START INPUT DATA

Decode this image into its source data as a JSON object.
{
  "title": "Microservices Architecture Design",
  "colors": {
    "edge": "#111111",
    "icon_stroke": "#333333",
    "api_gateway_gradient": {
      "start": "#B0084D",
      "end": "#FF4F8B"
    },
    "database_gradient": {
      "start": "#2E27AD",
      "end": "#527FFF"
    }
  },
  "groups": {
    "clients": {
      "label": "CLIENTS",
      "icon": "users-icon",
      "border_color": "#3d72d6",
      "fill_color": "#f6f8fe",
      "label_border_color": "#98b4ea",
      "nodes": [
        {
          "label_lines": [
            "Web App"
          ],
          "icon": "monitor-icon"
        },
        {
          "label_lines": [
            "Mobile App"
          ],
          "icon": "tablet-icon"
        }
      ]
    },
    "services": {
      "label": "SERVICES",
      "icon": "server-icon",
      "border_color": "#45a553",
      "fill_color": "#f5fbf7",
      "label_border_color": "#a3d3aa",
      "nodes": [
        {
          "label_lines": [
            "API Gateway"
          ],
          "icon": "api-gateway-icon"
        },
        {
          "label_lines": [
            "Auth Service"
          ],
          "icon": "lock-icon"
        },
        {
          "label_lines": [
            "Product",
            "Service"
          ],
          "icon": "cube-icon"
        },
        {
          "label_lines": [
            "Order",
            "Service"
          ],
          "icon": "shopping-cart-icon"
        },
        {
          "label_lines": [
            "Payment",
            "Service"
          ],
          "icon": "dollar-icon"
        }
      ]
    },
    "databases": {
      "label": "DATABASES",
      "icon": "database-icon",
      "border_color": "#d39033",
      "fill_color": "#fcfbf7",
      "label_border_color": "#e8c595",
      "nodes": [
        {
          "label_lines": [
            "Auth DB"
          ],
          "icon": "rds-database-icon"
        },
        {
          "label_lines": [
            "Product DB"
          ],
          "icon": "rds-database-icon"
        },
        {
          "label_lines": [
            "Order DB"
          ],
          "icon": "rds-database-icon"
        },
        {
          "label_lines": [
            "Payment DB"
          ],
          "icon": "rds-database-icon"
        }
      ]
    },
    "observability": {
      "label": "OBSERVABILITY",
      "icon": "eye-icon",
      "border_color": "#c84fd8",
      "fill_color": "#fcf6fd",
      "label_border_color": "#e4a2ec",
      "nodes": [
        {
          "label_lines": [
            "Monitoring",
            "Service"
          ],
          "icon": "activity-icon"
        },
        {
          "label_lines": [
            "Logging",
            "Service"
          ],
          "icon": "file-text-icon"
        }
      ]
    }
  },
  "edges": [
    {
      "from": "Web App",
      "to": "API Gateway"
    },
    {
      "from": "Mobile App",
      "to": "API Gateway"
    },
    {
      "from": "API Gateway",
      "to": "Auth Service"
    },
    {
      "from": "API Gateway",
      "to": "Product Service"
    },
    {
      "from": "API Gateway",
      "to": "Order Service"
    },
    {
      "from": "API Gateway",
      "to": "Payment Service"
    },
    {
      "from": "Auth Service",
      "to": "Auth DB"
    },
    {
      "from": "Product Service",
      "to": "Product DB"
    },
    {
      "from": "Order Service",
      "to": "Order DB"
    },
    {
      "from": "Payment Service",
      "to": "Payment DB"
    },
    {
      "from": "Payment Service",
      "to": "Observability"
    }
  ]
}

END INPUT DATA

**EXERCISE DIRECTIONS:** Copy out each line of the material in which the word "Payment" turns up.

**ANSWER SECTION:**
            "Payment",
            "Payment DB"
      "to": "Payment Service"
      "from": "Payment Service",
      "to": "Payment DB"
      "from": "Payment Service",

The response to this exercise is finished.